Let me end by repeating a challenge that I have put forth on many occasions in many different settings in recent years, and never found a taker. I came to teach at Southern Seminary in 1988 – literally a lifetime ago for many of my students. In all those years, no one in the ELCA has ever asked me, as a theologian of the church, to come and talk to them about the Lord Jesus Christ. I find that odd, and not a little disturbing. I don’t say that the South Carolina Synod needs for meto talk to them about Jesus – I’m definitely not angling for more to do. But wouldn’t it be lovely if the South Carolina Synod became known in the ELCA for scheduling as many “events” and programs designed solely and specifically, without any other agenda, to focus attention on Jesus Christ as he is attested to us in Holy Scripture, as it does for stewardship, church growth, and conflict management.
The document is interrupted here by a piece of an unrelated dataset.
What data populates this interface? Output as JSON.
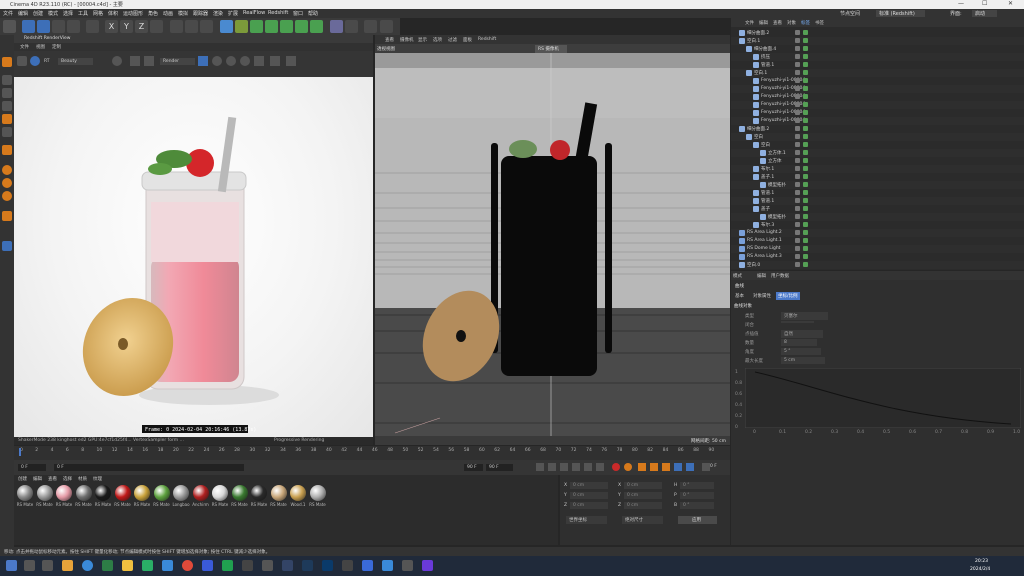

Come, Holy Spirit! And thank you for your patience.
1. Michael Root, “Identity and Difference: The Ecumenical Problem,” in: Bruce Marshall, ed., Theology and Dialogue: Essays in Conversation with George Lindbeck (Notre Dame, Indiana: Notre Dame University Press, 1990). 165-190.
2. This is my somewhat rough paraphrase. Root’s own formulation of a test for consensus between churches is worth citing: “Can they perform together regularly and in a comprehensive range of situations the activities either considers essential to the identity of the church as church without violating either’s understanding of the identity of the church?” (181).
3. I use the term “traditionalist” in this context to refer to those who affirm the traditional Christian teaching on the matters at issue in the Churchwide Assembly actions, not to suggest that those who advocate revising that teaching lack all commitment to the Christian tradition.
4. More recent proposals have retreated from this and would grant Candidacy Committees greater freedom of conscience. But who cannot see that a church in which prospective candidates for the ministry are liable to be told by synodical committees, “Try that Synod over there – they might take you” is a seriously divided church?
5. Note that our “Lutheran identity” is not the same as our Lutheran heritage. Our Lutheran identity is what we have done with our Lutheran heritage, the way in which we have received it. One can have plenty of confidence in the heritage of Lutheranism without having any particular confidence that we have received it fully and without distortion.